The Cambridge Analytica scandal has seen many people quit Facebook (which, as it turns out, is not that easy).
Others, however, continue to see the benefits of the social network and are looking at ways to tighten security and maintain a certain degree of privacy while using the platform.
If you have decided to keep your Facebook account but want to make it safer, here are 10 things you should consider deleting:
1. Location tools
If you access Facebook from an Android or iOS phone, consider disabling location services so the app cannot pick up your location at any given time.
2. Your birthday
You'd be surprised how much confidential information hackers can access using something like your birthday.
3. Your phone number
Give your phone number to individuals at your discretion but do not publish it for all of Facebook to see or you could end up the target of scammers and stalkers.

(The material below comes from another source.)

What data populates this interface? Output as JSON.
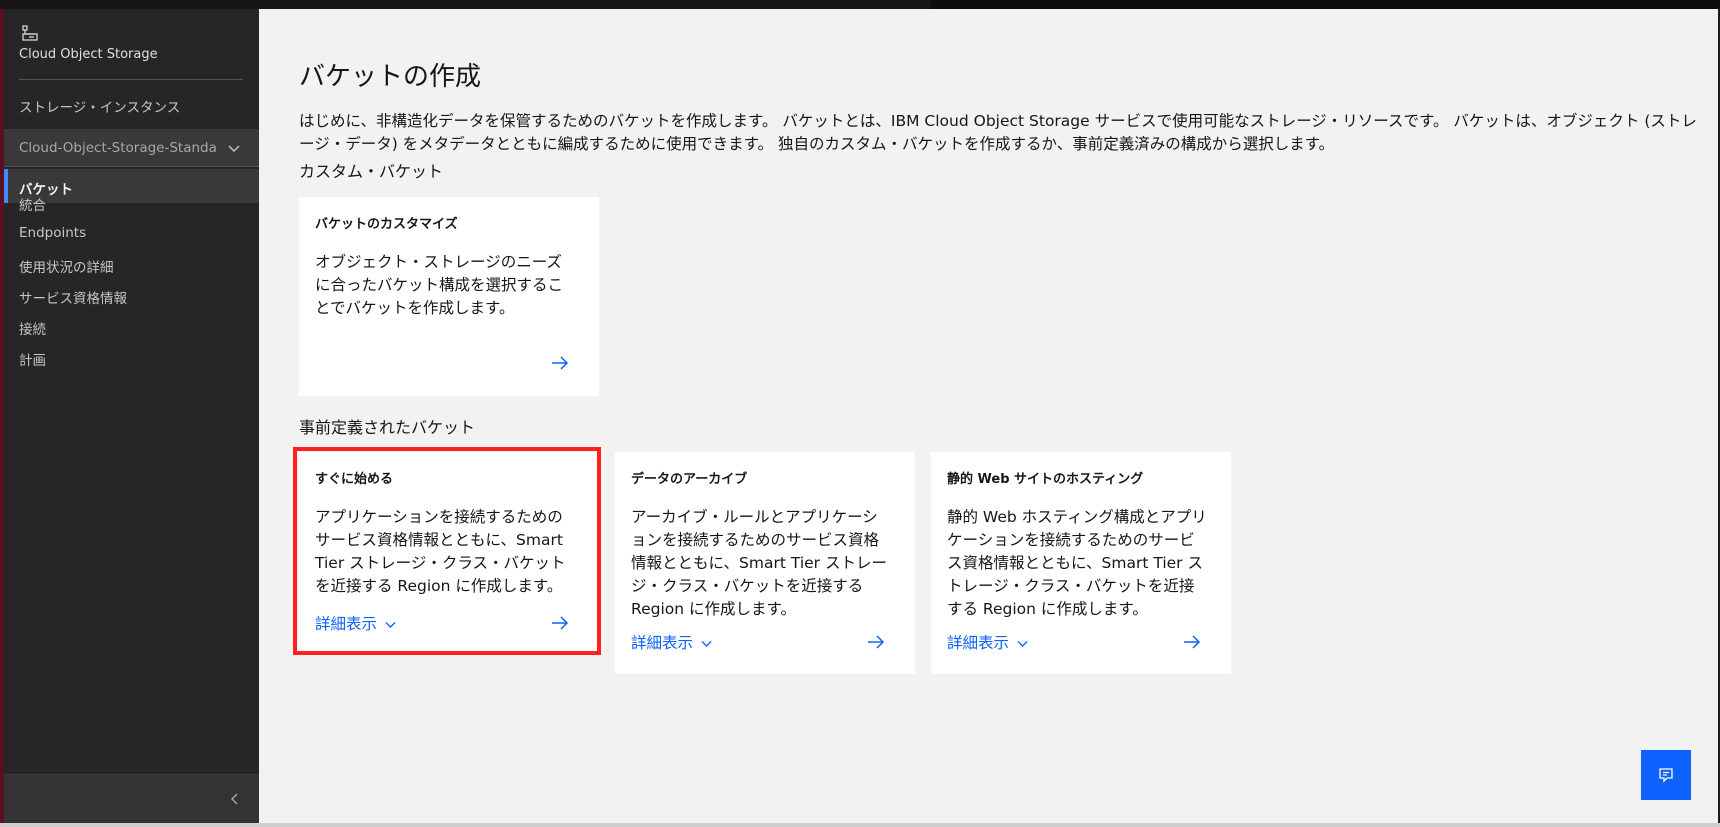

4. Photographs of your young children
It has been estimated that around 50 per cent of photos of children on paedophile sites have been taken from parents' social media sites, including Facebook.
5. Your home location
Hopefully you have not been doing this but some people do actually tag themselves at home, giving away the exact location of where they live.
6. Boarding pass photos
A post bragging about your holiday is going to annoy your friends who are stuck at work. If you include a photo of your boarding pass, you're also giving away a lot more information than you think: the barcode on the boarding pass is unique to you and can lead to the information you gave the airline.
7. Information about where your children go to school
Do not risk a potential sex offender finding out where your child goes to school.
8. When and where you are going on a holiday
If you get burgled while you are on holiday, your insurance company could even decline your claim if you've posted on social media about your holiday plans.
9. Your address
People sometimes innocently add their address to Facebook when planning private events such as birthday parties in their own homes. Refrain from including your address in these events and, instead, message each guest individually, and privately, with the exact location.
10. Credit card details
Never. Ever. Ever.